Louis C.K. said Friday he was “remorseful of my actions” after a New York Times report detailed allegations of sexual misconduct from five women who worked with him.
“There is nothing about this that I forgive myself for. And I have to reconcile it with who I am. Which is nothing compared to the task I left them with,” the comedian said in a statement published Friday by the Hollywood Reporter and other media outlets. “I have spent my long and lucky career talking and saying anything I want. I will now step back and take a long time to listen.”

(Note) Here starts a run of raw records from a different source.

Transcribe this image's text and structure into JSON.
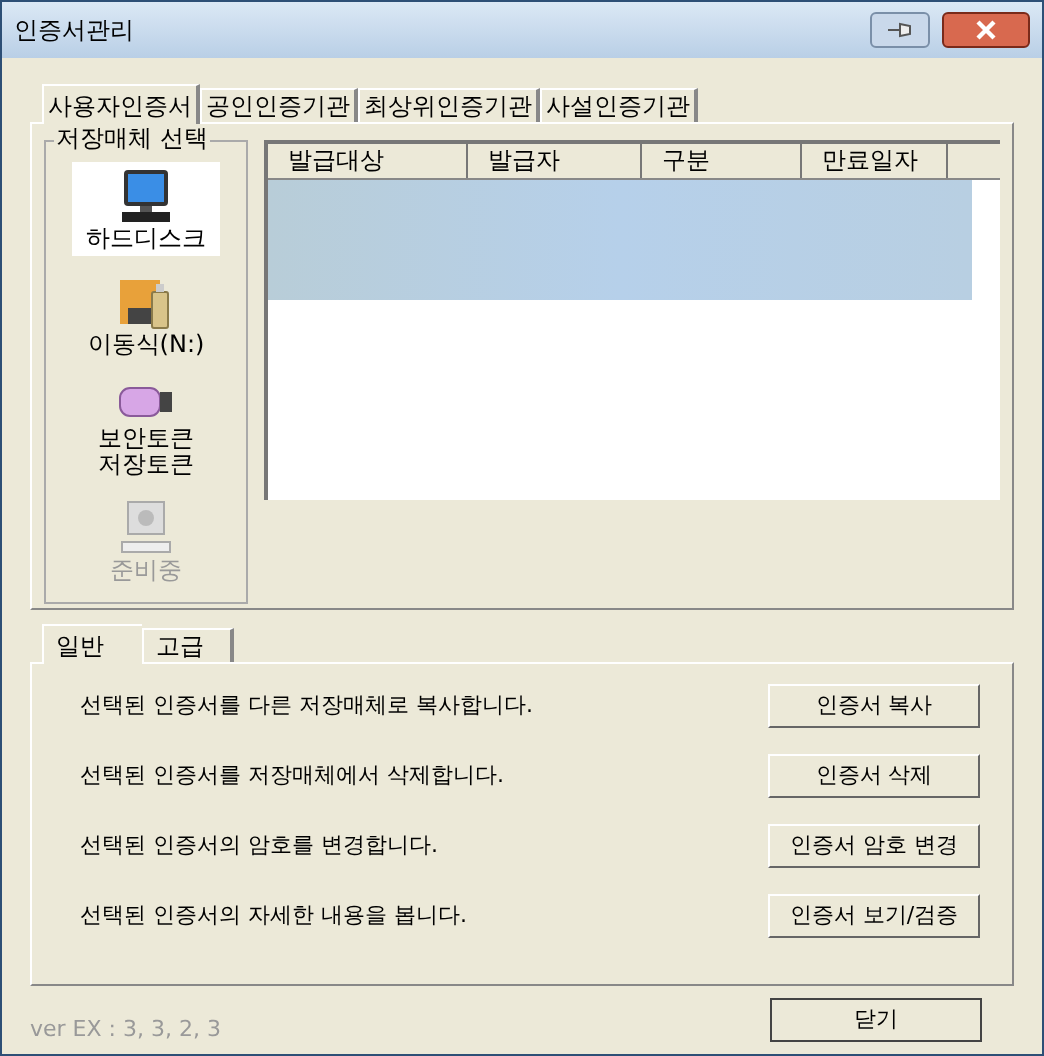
{
  "window": {
    "title": "인증서관리"
  },
  "tabs": [
    {
      "label": "사용자인증서",
      "selected": true
    },
    {
      "label": "공인인증기관",
      "selected": false
    },
    {
      "label": "최상위인증기관",
      "selected": false
    },
    {
      "label": "사설인증기관",
      "selected": false
    }
  ],
  "storage": {
    "title": "저장매체 선택",
    "media": [
      {
        "kind": "disk",
        "label": "하드디스크",
        "selected": true,
        "disabled": false
      },
      {
        "kind": "removable",
        "label": "이동식(N:)",
        "selected": false,
        "disabled": false
      },
      {
        "kind": "token",
        "label": "보안토큰\n저장토큰",
        "selected": false,
        "disabled": false
      },
      {
        "kind": "pending",
        "label": "준비중",
        "selected": false,
        "disabled": true
      }
    ]
  },
  "table": {
    "columns": [
      "발급대상",
      "발급자",
      "구분",
      "만료일자"
    ],
    "rows": [
      {
        "selected": true
      }
    ]
  },
  "sub_tabs": [
    {
      "label": "일반",
      "selected": true
    },
    {
      "label": "고급",
      "selected": false
    }
  ],
  "actions": [
    {
      "description": "선택된 인증서를 다른 저장매체로 복사합니다.",
      "button": "인증서 복사"
    },
    {
      "description": "선택된 인증서를 저장매체에서 삭제합니다.",
      "button": "인증서 삭제"
    },
    {
      "description": "선택된 인증서의 암호를 변경합니다.",
      "button": "인증서 암호 변경"
    },
    {
      "description": "선택된 인증서의 자세한 내용을 봅니다.",
      "button": "인증서 보기/검증"
    }
  ],
  "close_button": "닫기",
  "version": "ver EX : 3, 3, 2, 3"
}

Five women came forward this week to describe their encounters with Louis C.K. Dana Min Goodman and Julia Wolov told the Times on Thursday that the 50-year-old comedian masturbated in front of them after he invited them to his hotel room in 2002. Rebecca Corry said while working on a 2005 TV pilot with Louis C.K., the comedian asked if he could masturbate in front of her, a request another woman said Louis C.K. made of her while working on “The Chris Rock Show.” Abby Schachner said Louis C.K. masturbated while on the phone with her in 2003.
Two months ago, in another interview with the New York Times, the comedian had insisted that suggestions of sexual misconduct were “rumors, that’s all that is.”
The women told the Times the comedian’s popularity and power within the entertainment industry shielded him from accountability for his actions, something Louis C.K. addressed in his statement.
“I also took advantage of the fact that I was widely admired in my and their community, which disabled them from sharing their story and brought hardship to them when they tried because people who look up to me didn’t want to hear it,” he said. “I wish I had reacted to their admiration of me by being a good example to them as a man and given them some guidance as a comedian, including because I admired their work,” he added.
The comedian said he regretted how his actions have affected a slew of projects he’s involved with that are currently in production, including the TV shows “Better Things,” “Baskets,” and “One Mississippi.” Multiple projects tied to Louis C.K. have been halted as various entertainment companies distance themselves from the comedian.
The Orchard, the distributor of Louis C.K.’s film “I Love You, Daddy,” said Friday that it will no longer release the movie, which had been scheduled for limited release Nov. 17.
Netflix said in a statement that it will not produce a second stand-up special from the comedian, calling the allegations “disturbing.” The streaming service struck a two-special deal with Louis C.K. earlier this year. The first special was made available on Netflix in April.
HBO said it will take down Louis C.K.’s work, including stand-up specials, from its on-demand services. The network also dropped the comedian from its roster of comedians for the “Night of Too Many Stars” benefit concert that is scheduled to air next weekend.